## [PROBLEM STATEMENT]
For the data below, please report each line where the word "card" is found.

## [EXERCISE DATA]
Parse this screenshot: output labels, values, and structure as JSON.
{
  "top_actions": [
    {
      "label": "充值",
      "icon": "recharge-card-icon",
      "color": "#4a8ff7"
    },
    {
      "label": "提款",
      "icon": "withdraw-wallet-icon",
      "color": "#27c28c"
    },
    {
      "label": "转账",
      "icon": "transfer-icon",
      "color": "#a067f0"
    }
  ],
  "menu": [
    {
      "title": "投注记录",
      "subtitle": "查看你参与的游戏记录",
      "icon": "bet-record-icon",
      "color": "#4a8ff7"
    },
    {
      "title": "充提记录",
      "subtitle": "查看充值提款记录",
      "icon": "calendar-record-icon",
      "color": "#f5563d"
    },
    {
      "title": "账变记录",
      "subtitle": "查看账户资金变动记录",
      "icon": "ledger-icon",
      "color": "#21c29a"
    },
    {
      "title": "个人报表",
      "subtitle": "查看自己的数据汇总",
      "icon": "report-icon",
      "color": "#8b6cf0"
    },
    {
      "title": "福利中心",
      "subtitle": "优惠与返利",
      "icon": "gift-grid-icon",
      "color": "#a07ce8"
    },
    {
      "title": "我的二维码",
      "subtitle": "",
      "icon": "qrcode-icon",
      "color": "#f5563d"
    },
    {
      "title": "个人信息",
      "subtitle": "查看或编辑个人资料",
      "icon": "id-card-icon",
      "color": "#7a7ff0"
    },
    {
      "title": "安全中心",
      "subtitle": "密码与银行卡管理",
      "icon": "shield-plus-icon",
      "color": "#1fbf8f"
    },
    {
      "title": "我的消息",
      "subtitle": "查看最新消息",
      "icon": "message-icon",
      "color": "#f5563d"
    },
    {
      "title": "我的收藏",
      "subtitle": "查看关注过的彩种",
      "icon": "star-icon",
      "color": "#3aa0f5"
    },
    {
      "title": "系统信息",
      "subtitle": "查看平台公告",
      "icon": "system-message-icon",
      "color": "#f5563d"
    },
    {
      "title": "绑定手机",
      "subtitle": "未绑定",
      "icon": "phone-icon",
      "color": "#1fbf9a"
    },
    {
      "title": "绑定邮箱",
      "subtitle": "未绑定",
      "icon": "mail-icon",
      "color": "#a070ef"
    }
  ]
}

## [OUTPUT OF THE TASK]
      "icon": "recharge-card-icon",
      "icon": "id-card-icon",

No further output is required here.